_Work item_
In the entries below, find each line with the string "label" and copy it.

Collected data:
* * * * *

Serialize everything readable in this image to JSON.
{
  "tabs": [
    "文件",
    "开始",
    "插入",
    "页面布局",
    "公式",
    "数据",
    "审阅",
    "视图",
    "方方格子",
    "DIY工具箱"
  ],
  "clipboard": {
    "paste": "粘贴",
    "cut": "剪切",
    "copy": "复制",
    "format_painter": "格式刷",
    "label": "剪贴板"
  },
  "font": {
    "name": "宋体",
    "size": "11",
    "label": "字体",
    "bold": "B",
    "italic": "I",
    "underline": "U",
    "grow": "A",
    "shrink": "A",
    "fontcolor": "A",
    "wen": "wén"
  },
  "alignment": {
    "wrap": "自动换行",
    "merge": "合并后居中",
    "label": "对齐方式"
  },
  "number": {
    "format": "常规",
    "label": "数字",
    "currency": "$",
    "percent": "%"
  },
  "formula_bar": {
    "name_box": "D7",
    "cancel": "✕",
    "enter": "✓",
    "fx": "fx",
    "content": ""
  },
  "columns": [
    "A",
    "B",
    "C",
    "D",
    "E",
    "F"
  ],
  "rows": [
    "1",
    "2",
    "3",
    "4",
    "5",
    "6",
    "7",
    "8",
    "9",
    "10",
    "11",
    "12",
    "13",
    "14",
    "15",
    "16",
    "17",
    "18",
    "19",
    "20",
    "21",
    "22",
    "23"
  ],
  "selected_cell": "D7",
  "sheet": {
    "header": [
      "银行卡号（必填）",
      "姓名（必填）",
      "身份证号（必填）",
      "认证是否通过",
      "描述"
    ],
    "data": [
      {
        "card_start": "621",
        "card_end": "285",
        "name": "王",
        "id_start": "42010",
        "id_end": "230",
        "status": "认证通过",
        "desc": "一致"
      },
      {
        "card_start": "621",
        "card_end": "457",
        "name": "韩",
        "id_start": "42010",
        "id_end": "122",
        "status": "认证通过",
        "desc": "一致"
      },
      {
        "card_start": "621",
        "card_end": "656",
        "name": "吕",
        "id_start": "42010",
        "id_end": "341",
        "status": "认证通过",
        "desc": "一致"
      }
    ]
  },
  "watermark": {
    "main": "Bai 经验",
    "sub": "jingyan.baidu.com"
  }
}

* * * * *

_Answer area_
    "label": "剪贴板"
    "label": "字体",
    "label": "对齐方式"
    "label": "数字",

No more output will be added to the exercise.